START Records provided

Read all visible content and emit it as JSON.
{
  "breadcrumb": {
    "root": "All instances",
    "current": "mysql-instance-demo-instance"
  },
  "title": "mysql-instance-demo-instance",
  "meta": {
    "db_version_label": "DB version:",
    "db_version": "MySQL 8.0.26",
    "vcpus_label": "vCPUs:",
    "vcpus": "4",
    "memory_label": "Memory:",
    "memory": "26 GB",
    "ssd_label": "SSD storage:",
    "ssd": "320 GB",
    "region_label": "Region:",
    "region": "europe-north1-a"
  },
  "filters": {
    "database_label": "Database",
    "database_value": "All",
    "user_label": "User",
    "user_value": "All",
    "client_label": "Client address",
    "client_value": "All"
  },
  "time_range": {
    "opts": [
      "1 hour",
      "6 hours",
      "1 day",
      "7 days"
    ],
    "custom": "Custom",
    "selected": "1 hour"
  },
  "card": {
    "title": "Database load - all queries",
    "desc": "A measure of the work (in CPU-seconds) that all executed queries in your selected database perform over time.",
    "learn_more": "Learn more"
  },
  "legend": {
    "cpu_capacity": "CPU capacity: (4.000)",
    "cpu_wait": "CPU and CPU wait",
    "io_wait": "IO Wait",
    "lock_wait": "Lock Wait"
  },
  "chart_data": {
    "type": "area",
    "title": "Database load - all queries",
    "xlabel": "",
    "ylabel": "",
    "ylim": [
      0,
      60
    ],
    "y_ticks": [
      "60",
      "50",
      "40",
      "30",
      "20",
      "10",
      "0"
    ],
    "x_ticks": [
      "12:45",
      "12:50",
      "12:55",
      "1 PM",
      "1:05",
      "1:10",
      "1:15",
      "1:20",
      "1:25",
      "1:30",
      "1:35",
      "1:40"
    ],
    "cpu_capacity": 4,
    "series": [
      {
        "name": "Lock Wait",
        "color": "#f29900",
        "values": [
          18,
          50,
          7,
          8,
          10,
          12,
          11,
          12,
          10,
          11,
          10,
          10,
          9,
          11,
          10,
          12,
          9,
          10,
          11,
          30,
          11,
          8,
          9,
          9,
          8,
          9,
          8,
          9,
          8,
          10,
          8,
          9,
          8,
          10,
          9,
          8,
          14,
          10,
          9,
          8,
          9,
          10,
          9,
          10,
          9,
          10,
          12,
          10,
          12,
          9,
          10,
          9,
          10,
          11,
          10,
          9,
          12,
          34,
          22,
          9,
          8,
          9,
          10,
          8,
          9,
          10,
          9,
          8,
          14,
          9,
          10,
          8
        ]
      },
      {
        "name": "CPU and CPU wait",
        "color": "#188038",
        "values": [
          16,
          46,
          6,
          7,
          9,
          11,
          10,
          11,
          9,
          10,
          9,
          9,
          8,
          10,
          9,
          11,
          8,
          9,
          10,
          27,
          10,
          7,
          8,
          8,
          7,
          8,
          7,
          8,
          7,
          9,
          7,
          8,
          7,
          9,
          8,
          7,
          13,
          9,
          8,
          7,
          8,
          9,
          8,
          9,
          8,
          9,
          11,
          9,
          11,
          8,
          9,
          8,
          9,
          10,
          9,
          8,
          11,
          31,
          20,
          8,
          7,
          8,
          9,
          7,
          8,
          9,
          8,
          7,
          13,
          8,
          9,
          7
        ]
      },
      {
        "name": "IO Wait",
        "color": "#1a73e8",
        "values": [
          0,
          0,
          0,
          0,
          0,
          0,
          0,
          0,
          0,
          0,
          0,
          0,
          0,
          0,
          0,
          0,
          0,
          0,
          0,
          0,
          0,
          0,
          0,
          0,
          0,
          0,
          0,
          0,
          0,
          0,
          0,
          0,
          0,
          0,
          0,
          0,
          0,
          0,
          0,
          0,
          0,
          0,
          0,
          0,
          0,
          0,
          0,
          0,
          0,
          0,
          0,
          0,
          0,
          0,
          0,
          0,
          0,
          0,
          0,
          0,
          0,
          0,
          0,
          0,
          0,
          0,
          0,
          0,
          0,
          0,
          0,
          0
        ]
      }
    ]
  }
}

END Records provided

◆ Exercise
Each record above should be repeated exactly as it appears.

◆ Response area
Read all visible content and emit it as JSON.
{
  "breadcrumb": {
    "root": "All instances",
    "current": "mysql-instance-demo-instance"
  },
  "title": "mysql-instance-demo-instance",
  "meta": {
    "db_version_label": "DB version:",
    "db_version": "MySQL 8.0.26",
    "vcpus_label": "vCPUs:",
    "vcpus": "4",
    "memory_label": "Memory:",
    "memory": "26 GB",
    "ssd_label": "SSD storage:",
    "ssd": "320 GB",
    "region_label": "Region:",
    "region": "europe-north1-a"
  },
  "filters": {
    "database_label": "Database",
    "database_value": "All",
    "user_label": "User",
    "user_value": "All",
    "client_label": "Client address",
    "client_value": "All"
  },
  "time_range": {
    "opts": [
      "1 hour",
      "6 hours",
      "1 day",
      "7 days"
    ],
    "custom": "Custom",
    "selected": "1 hour"
  },
  "card": {
    "title": "Database load - all queries",
    "desc": "A measure of the work (in CPU-seconds) that all executed queries in your selected database perform over time.",
    "learn_more": "Learn more"
  },
  "legend": {
    "cpu_capacity": "CPU capacity: (4.000)",
    "cpu_wait": "CPU and CPU wait",
    "io_wait": "IO Wait",
    "lock_wait": "Lock Wait"
  },
  "chart_data": {
    "type": "area",
    "title": "Database load - all queries",
    "xlabel": "",
    "ylabel": "",
    "ylim": [
      0,
      60
    ],
    "y_ticks": [
      "60",
      "50",
      "40",
      "30",
      "20",
      "10",
      "0"
    ],
    "x_ticks": [
      "12:45",
      "12:50",
      "12:55",
      "1 PM",
      "1:05",
      "1:10",
      "1:15",
      "1:20",
      "1:25",
      "1:30",
      "1:35",
      "1:40"
    ],
    "cpu_capacity": 4,
    "series": [
      {
        "name": "Lock Wait",
        "color": "#f29900",
        "values": [
          18,
          50,
          7,
          8,
          10,
          12,
          11,
          12,
          10,
          11,
          10,
          10,
          9,
          11,
          10,
          12,
          9,
          10,
          11,
          30,
          11,
          8,
          9,
          9,
          8,
          9,
          8,
          9,
          8,
          10,
          8,
          9,
          8,
          10,
          9,
          8,
          14,
          10,
          9,
          8,
          9,
          10,
          9,
          10,
          9,
          10,
          12,
          10,
          12,
          9,
          10,
          9,
          10,
          11,
          10,
          9,
          12,
          34,
          22,
          9,
          8,
          9,
          10,
          8,
          9,
          10,
          9,
          8,
          14,
          9,
          10,
          8
        ]
      },
      {
        "name": "CPU and CPU wait",
        "color": "#188038",
        "values": [
          16,
          46,
          6,
          7,
          9,
          11,
          10,
          11,
          9,
          10,
          9,
          9,
          8,
          10,
          9,
          11,
          8,
          9,
          10,
          27,
          10,
          7,
          8,
          8,
          7,
          8,
          7,
          8,
          7,
          9,
          7,
          8,
          7,
          9,
          8,
          7,
          13,
          9,
          8,
          7,
          8,
          9,
          8,
          9,
          8,
          9,
          11,
          9,
          11,
          8,
          9,
          8,
          9,
          10,
          9,
          8,
          11,
          31,
          20,
          8,
          7,
          8,
          9,
          7,
          8,
          9,
          8,
          7,
          13,
          8,
          9,
          7
        ]
      },
      {
        "name": "IO Wait",
        "color": "#1a73e8",
        "values": [
          0,
          0,
          0,
          0,
          0,
          0,
          0,
          0,
          0,
          0,
          0,
          0,
          0,
          0,
          0,
          0,
          0,
          0,
          0,
          0,
          0,
          0,
          0,
          0,
          0,
          0,
          0,
          0,
          0,
          0,
          0,
          0,
          0,
          0,
          0,
          0,
          0,
          0,
          0,
          0,
          0,
          0,
          0,
          0,
          0,
          0,
          0,
          0,
          0,
          0,
          0,
          0,
          0,
          0,
          0,
          0,
          0,
          0,
          0,
          0,
          0,
          0,
          0,
          0,
          0,
          0,
          0,
          0,
          0,
          0,
          0,
          0
        ]
      }
    ]
  }
}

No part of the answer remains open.